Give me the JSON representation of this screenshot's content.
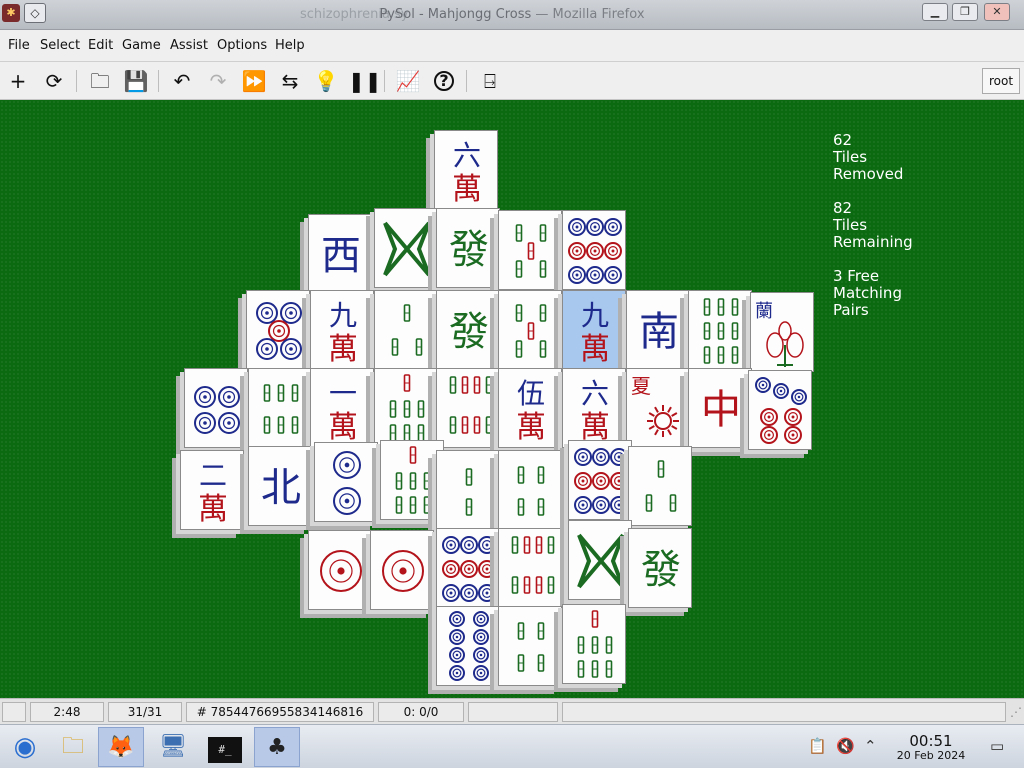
{
  "window": {
    "title": "PySol - Mahjongg Cross",
    "ghost_title": "schizophrenia sy",
    "browser_suffix": "— Mozilla Firefox",
    "pin_symbol": "◇",
    "minimize": "▁",
    "maximize": "❐",
    "close": "✕"
  },
  "menu": [
    "File",
    "Select",
    "Edit",
    "Game",
    "Assist",
    "Options",
    "Help"
  ],
  "toolbar": {
    "icons": [
      "new-game-icon",
      "restart-icon",
      "open-icon",
      "save-icon",
      "undo-icon",
      "redo-icon",
      "autodrop-icon",
      "shuffle-icon",
      "hint-icon",
      "pause-icon",
      "statistics-icon",
      "rules-icon",
      "quit-icon"
    ],
    "glyphs": [
      "+",
      "⟳",
      "🗀",
      "💾",
      "↶",
      "↷",
      "⏩",
      "⇆",
      "💡",
      "❚❚",
      "📈",
      "?",
      "⍈"
    ],
    "user": "root"
  },
  "stats": {
    "removed": "62",
    "removed_label1": "Tiles",
    "removed_label2": "Removed",
    "remaining": "82",
    "remaining_label1": "Tiles",
    "remaining_label2": "Remaining",
    "free_pairs": "3 Free",
    "free_label1": "Matching",
    "free_label2": "Pairs"
  },
  "tiles": [
    {
      "kind": "char",
      "number": "六",
      "suit": "萬"
    },
    {
      "kind": "wind",
      "glyph": "西",
      "color": "#1e2a8c"
    },
    {
      "kind": "bamboo",
      "count": 1
    },
    {
      "kind": "dragon",
      "glyph": "發",
      "color": "#1b6b22"
    },
    {
      "kind": "bamboo",
      "count": 5
    },
    {
      "kind": "circles",
      "count": 9
    },
    {
      "kind": "circles",
      "count": 5
    },
    {
      "kind": "char",
      "number": "九",
      "suit": "萬"
    },
    {
      "kind": "bamboo",
      "count": 3
    },
    {
      "kind": "dragon",
      "glyph": "發",
      "color": "#1b6b22"
    },
    {
      "kind": "bamboo",
      "count": 5
    },
    {
      "kind": "char",
      "number": "九",
      "suit": "萬",
      "selected": true
    },
    {
      "kind": "wind",
      "glyph": "南",
      "color": "#1e2a8c"
    },
    {
      "kind": "bamboo",
      "count": 9
    },
    {
      "kind": "flower",
      "label": "蘭"
    },
    {
      "kind": "circles",
      "count": 4
    },
    {
      "kind": "bamboo",
      "count": 6
    },
    {
      "kind": "char",
      "number": "一",
      "suit": "萬"
    },
    {
      "kind": "bamboo",
      "count": 7
    },
    {
      "kind": "bamboo",
      "count": 8
    },
    {
      "kind": "char",
      "number": "伍",
      "suit": "萬"
    },
    {
      "kind": "char",
      "number": "六",
      "suit": "萬"
    },
    {
      "kind": "season",
      "label": "夏"
    },
    {
      "kind": "dragon",
      "glyph": "中",
      "color": "#b3141b"
    },
    {
      "kind": "circles",
      "count": 7
    },
    {
      "kind": "char",
      "number": "二",
      "suit": "萬"
    },
    {
      "kind": "wind",
      "glyph": "北",
      "color": "#1e2a8c"
    },
    {
      "kind": "circles",
      "count": 2
    },
    {
      "kind": "bamboo",
      "count": 7
    },
    {
      "kind": "bamboo",
      "count": 2
    },
    {
      "kind": "bamboo",
      "count": 4
    },
    {
      "kind": "circles",
      "count": 9
    },
    {
      "kind": "bamboo",
      "count": 3
    },
    {
      "kind": "circles",
      "count": 1
    },
    {
      "kind": "circles",
      "count": 1
    },
    {
      "kind": "circles",
      "count": 9
    },
    {
      "kind": "bamboo",
      "count": 8
    },
    {
      "kind": "bamboo",
      "count": 1
    },
    {
      "kind": "dragon",
      "glyph": "發",
      "color": "#1b6b22"
    },
    {
      "kind": "circles",
      "count": 8
    },
    {
      "kind": "bamboo",
      "count": 4
    },
    {
      "kind": "bamboo",
      "count": 7
    }
  ],
  "status": {
    "time": "2:48",
    "moves": "31/31",
    "game_number": "# 78544766955834146816",
    "score": "0: 0/0",
    "empty1": "",
    "empty2": ""
  },
  "taskbar": {
    "apps": [
      "start-orb-icon",
      "file-manager-icon",
      "firefox-icon",
      "control-panel-icon",
      "terminal-icon",
      "pysol-icon"
    ],
    "glyphs": [
      "◉",
      "🗀",
      "🦊",
      "🖥",
      "#",
      "♣"
    ],
    "terminal_label": "#_",
    "clock_time": "00:51",
    "clock_date": "20 Feb 2024"
  }
}
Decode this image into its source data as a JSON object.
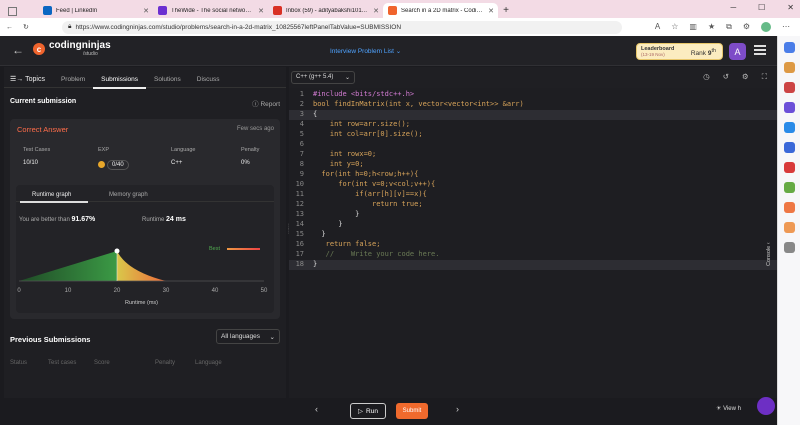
{
  "browser": {
    "tabs": [
      {
        "title": "Feed | LinkedIn",
        "color": "#0a66c2"
      },
      {
        "title": "TheWide - The social network b...",
        "color": "#6b2fd1"
      },
      {
        "title": "Inbox (59) - adityabakshi1011@...",
        "color": "#d93025"
      },
      {
        "title": "Search in a 2D matrix - Coding N...",
        "color": "#f0642d"
      }
    ],
    "new_tab": "+",
    "url": "https://www.codingninjas.com/studio/problems/search-in-a-2d-matrix_10825567leftPanelTabValue=SUBMISSION"
  },
  "header": {
    "brand": "codingninjas",
    "brand_sub": "/studio",
    "problem_list": "Interview Problem List",
    "leaderboard_label": "Leaderboard",
    "leaderboard_dates": "(13-19 Nov)",
    "rank_label": "Rank",
    "rank_value": "9",
    "rank_suffix": "th",
    "avatar_letter": "A"
  },
  "left": {
    "topics": "Topics",
    "tabs": [
      "Problem",
      "Submissions",
      "Solutions",
      "Discuss"
    ],
    "active_tab": "Submissions",
    "current_submission": "Current submission",
    "report": "Report",
    "result": "Correct Answer",
    "time_ago": "Few secs ago",
    "stats": [
      {
        "label": "Test Cases",
        "value": "10/10"
      },
      {
        "label": "EXP",
        "value": "0/40"
      },
      {
        "label": "Language",
        "value": "C++"
      },
      {
        "label": "Penalty",
        "value": "0%"
      }
    ],
    "graph_tabs": [
      "Runtime graph",
      "Memory graph"
    ],
    "better_text": "You are better than",
    "better_value": "91.67%",
    "runtime_label": "Runtime",
    "runtime_value": "24 ms",
    "best_label": "Best",
    "previous_submissions": "Previous Submissions",
    "lang_filter": "All languages",
    "columns": [
      "Status",
      "Test cases",
      "Score",
      "Penalty",
      "Language"
    ]
  },
  "chart_data": {
    "type": "area",
    "xlabel": "Runtime (ms)",
    "xticks": [
      0,
      10,
      20,
      30,
      40,
      50
    ],
    "xlim": [
      0,
      50
    ],
    "x": [
      0,
      20,
      30
    ],
    "y": [
      0,
      1,
      0
    ],
    "marker": {
      "x": 20,
      "label": "Best"
    },
    "colors": {
      "left": "#2f8a3a",
      "right": "#e8842a"
    }
  },
  "editor": {
    "language": "C++ (g++ 5.4)",
    "lines": [
      "#include <bits/stdc++.h>",
      "bool findInMatrix(int x, vector<vector<int>> &arr)",
      "{",
      "    int row=arr.size();",
      "    int col=arr[0].size();",
      "",
      "    int rowx=0;",
      "    int y=0;",
      "  for(int h=0;h<row;h++){",
      "      for(int v=0;v<col;v++){",
      "          if(arr[h][v]==x){",
      "              return true;",
      "          }",
      "      }",
      "  }",
      "   return false;",
      "   //    Write your code here.",
      "}"
    ],
    "console_label": "Console"
  },
  "footer": {
    "run": "Run",
    "submit": "Submit",
    "view": "View h"
  }
}
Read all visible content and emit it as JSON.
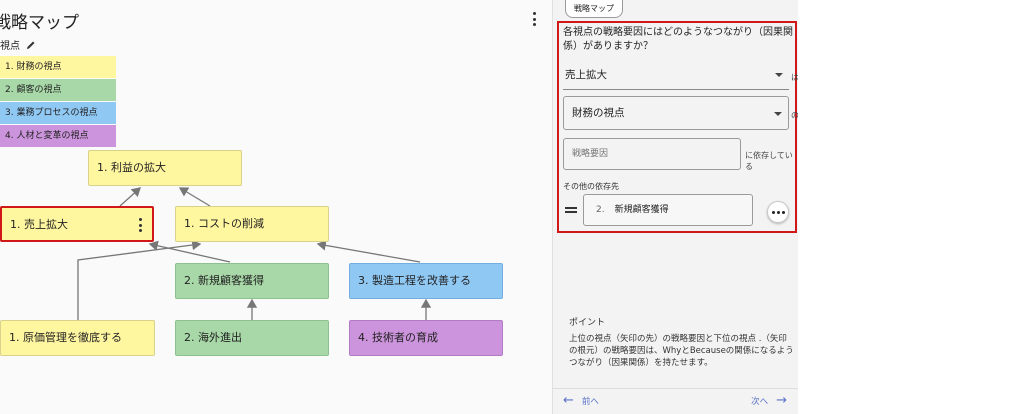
{
  "map": {
    "title": "戦略マップ",
    "perspectives_label": "視点",
    "perspectives": [
      {
        "label": "1. 財務の視点",
        "color": "#fff6a0"
      },
      {
        "label": "2. 顧客の視点",
        "color": "#a8d8a8"
      },
      {
        "label": "3. 業務プロセスの視点",
        "color": "#90c8f4"
      },
      {
        "label": "4. 人材と変革の視点",
        "color": "#cc94dc"
      }
    ],
    "nodes": [
      {
        "id": "n1",
        "label": "1. 利益の拡大"
      },
      {
        "id": "n2",
        "label": "1. 売上拡大"
      },
      {
        "id": "n3",
        "label": "1. コストの削減"
      },
      {
        "id": "n4",
        "label": "2. 新規顧客獲得"
      },
      {
        "id": "n5",
        "label": "3. 製造工程を改善する"
      },
      {
        "id": "n6",
        "label": "1. 原価管理を徹底する"
      },
      {
        "id": "n7",
        "label": "2. 海外進出"
      },
      {
        "id": "n8",
        "label": "4. 技術者の育成"
      }
    ]
  },
  "panel": {
    "tab_label": "戦略マップ",
    "question": "各視点の戦略要因にはどのようなつながり（因果関係）がありますか？",
    "selected_factor": "売上拡大",
    "suffix_wa": "は",
    "perspective_select": "財務の視点",
    "suffix_no": "の",
    "factor_placeholder": "戦略要因",
    "suffix_depends": "に依存している",
    "other_deps_label": "その他の依存先",
    "dependency": {
      "num": "2.",
      "label": "新規顧客獲得"
    },
    "point_title": "ポイント",
    "point_text": "上位の視点（矢印の先）の戦略要因と下位の視点 .（矢印の根元）の戦略要因は、WhyとBecauseの関係になるようつながり（因果関係）を持たせます。",
    "prev_label": "前へ",
    "next_label": "次へ"
  },
  "colors": {
    "highlight": "#d01818",
    "link": "#5b73c8"
  }
}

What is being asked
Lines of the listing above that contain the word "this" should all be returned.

Output below
Give me the JSON representation of this screenshot's content.
Decode this image into its source data as a JSON object.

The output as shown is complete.